In the records that follow, find each line containing "author" and copy it.

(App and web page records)
************

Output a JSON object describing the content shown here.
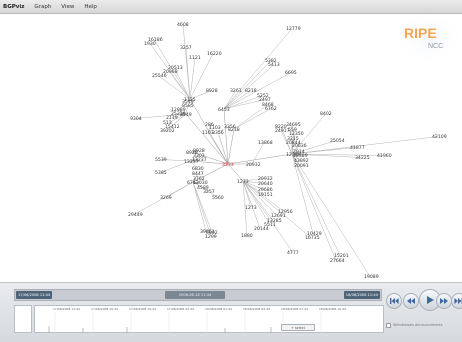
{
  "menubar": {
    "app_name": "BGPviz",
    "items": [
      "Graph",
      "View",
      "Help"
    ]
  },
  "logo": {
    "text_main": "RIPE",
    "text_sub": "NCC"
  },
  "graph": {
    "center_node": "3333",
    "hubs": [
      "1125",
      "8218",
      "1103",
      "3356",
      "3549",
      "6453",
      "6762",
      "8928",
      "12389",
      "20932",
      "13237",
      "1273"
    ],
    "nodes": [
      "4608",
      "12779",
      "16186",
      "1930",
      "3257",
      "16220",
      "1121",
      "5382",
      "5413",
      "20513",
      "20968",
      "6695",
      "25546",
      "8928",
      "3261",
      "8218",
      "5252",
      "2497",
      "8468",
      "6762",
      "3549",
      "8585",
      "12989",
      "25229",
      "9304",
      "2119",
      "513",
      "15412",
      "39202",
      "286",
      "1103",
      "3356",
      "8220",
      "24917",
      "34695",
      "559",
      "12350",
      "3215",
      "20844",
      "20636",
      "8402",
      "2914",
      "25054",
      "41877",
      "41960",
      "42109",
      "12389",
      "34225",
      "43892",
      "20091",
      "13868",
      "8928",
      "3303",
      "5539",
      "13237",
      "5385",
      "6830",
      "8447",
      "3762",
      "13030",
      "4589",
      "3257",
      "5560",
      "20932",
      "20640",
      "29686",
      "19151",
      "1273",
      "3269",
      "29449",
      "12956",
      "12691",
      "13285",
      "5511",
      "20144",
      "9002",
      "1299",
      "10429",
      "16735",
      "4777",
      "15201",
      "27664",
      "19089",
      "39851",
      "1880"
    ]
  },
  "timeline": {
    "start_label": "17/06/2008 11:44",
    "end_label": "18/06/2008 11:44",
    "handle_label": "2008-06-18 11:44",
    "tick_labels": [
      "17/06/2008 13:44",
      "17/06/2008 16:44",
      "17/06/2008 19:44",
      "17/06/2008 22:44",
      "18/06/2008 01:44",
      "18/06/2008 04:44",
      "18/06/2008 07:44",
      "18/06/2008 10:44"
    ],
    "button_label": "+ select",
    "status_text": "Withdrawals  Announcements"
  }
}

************

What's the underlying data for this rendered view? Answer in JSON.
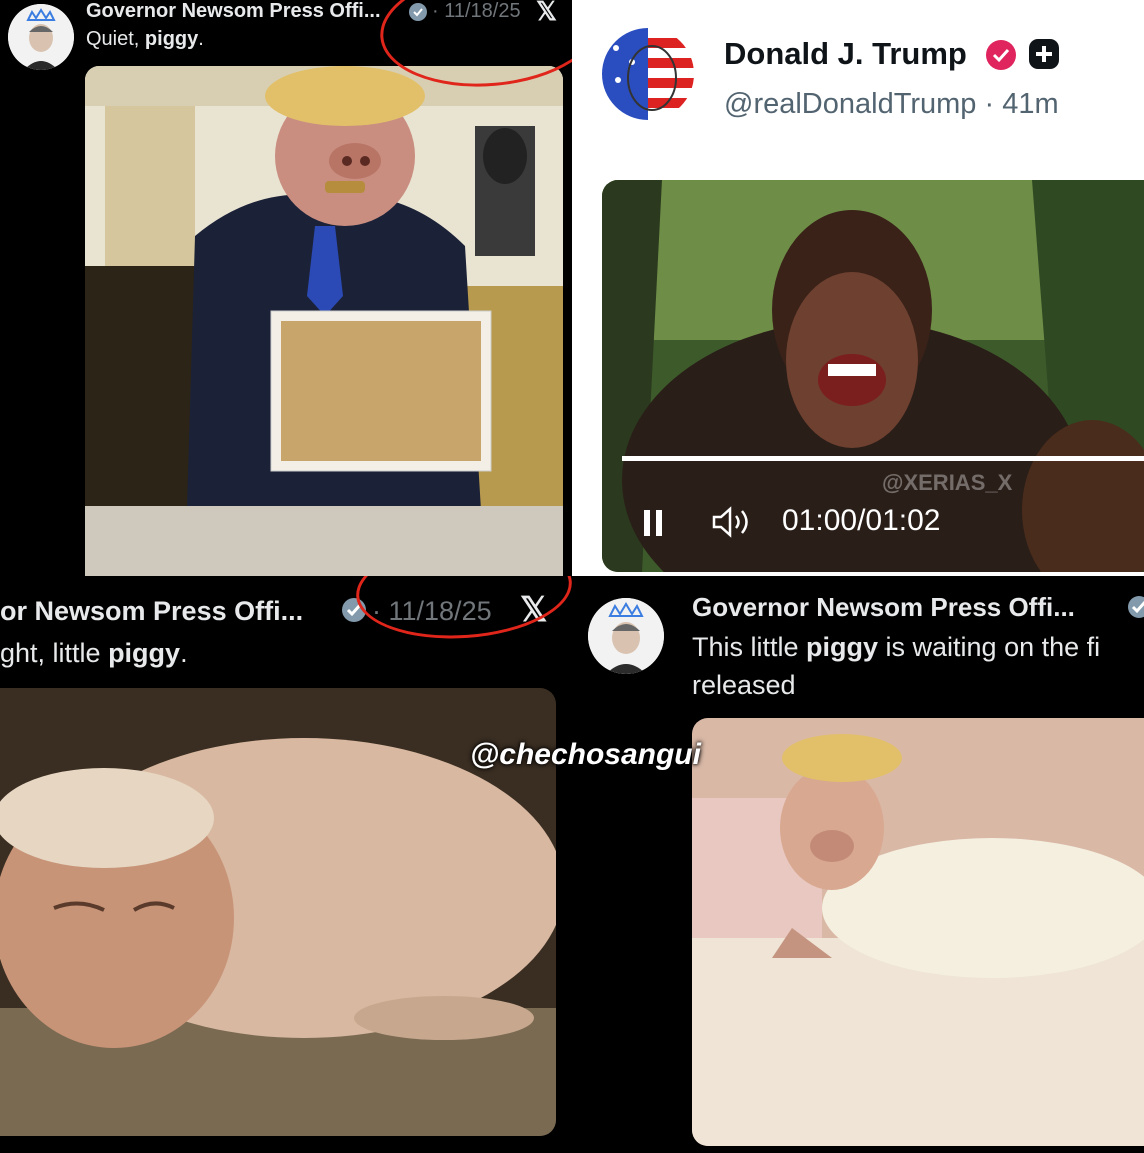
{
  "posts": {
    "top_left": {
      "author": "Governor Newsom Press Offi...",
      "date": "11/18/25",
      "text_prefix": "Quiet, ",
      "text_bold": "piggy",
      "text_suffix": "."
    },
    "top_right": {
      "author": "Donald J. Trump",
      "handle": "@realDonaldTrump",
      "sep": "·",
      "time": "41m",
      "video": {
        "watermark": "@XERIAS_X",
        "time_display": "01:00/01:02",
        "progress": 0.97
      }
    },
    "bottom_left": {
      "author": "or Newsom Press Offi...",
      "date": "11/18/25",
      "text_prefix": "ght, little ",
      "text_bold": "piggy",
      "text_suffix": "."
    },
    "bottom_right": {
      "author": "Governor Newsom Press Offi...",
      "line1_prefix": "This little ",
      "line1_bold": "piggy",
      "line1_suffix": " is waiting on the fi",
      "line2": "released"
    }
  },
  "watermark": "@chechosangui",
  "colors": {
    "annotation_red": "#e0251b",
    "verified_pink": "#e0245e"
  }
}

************

EXERCISE ANSWER.
      "author": "Governor Newsom Press Offi...",
      "author": "Donald J. Trump",
      "author": "or Newsom Press Offi...",
      "author": "Governor Newsom Press Offi...",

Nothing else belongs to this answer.